- Peters, Susan (April 13, 1983). "Lois Chiles Sets the Fur Flying on Dallas as J.r.'s Sexy Temptress, Holly Harwood". People. Retrieved October 22, 2012.
- Loder, Kurt (December 10, 1980). "More charges may be pending in Henley Arrest". Anchorage Daily News. p. 86. Retrieved October 18, 2012.
- "Eagle Arrested". Ottawa Citizen. November 25, 1980. p. 40. Retrieved October 18, 2012.
- McCormick, Neil (November 1, 2007). "The Eagles: we're lucky to be alive". The Telegraph. Retrieved October 18, 2002.
- "Eagles' star fined $2,500 on drug charge". The Miami Herald. Associated Press. February 26, 1981. p. 15. Retrieved October 18, 2012.
- Eliot, Marc (December 2004). To the Limit: The Untold Story of the Eagles. ISBN 9780306813986. Retrieved August 20, 2011.
- Jones, Paul. "Famous people with MS". Mult-sclerosis.org. Retrieved August 20, 2011.
- Breihan, Tom (August 28, 2012). "The 30 Richest Drummers in the World". Stereogum.
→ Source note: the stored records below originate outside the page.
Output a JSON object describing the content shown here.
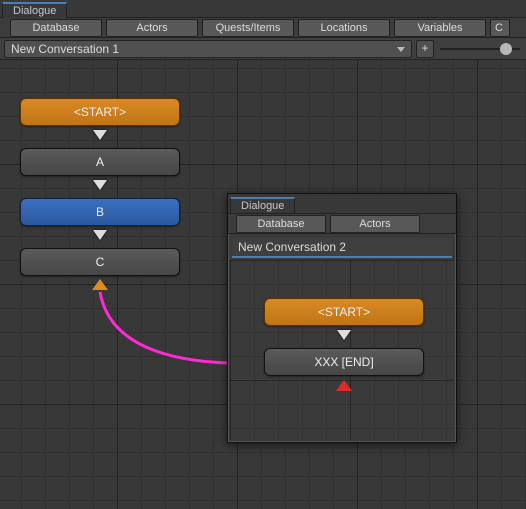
{
  "tabs": {
    "main": "Dialogue"
  },
  "toolbar": {
    "database": "Database",
    "actors": "Actors",
    "quests": "Quests/Items",
    "locations": "Locations",
    "variables": "Variables",
    "conversations_cut": "C"
  },
  "dropdown": {
    "conversation": "New Conversation 1",
    "plus": "+"
  },
  "nodes": {
    "start": "<START>",
    "a": "A",
    "b": "B",
    "c": "C"
  },
  "subwindow": {
    "tab": "Dialogue",
    "toolbar": {
      "database": "Database",
      "actors": "Actors"
    },
    "conversation": "New Conversation 2",
    "nodes": {
      "start": "<START>",
      "end": "XXX [END]"
    }
  },
  "colors": {
    "link_pink": "#ff2ad4"
  }
}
Retrieved June 11, 2014.
|Wikimedia Commons has media related to Don Henley.|
- Official website
- Don Henley at the Internet Movie Database
- Walden Woods Project website
- Caddo Lake Institute
- Recording Artists' Coalition website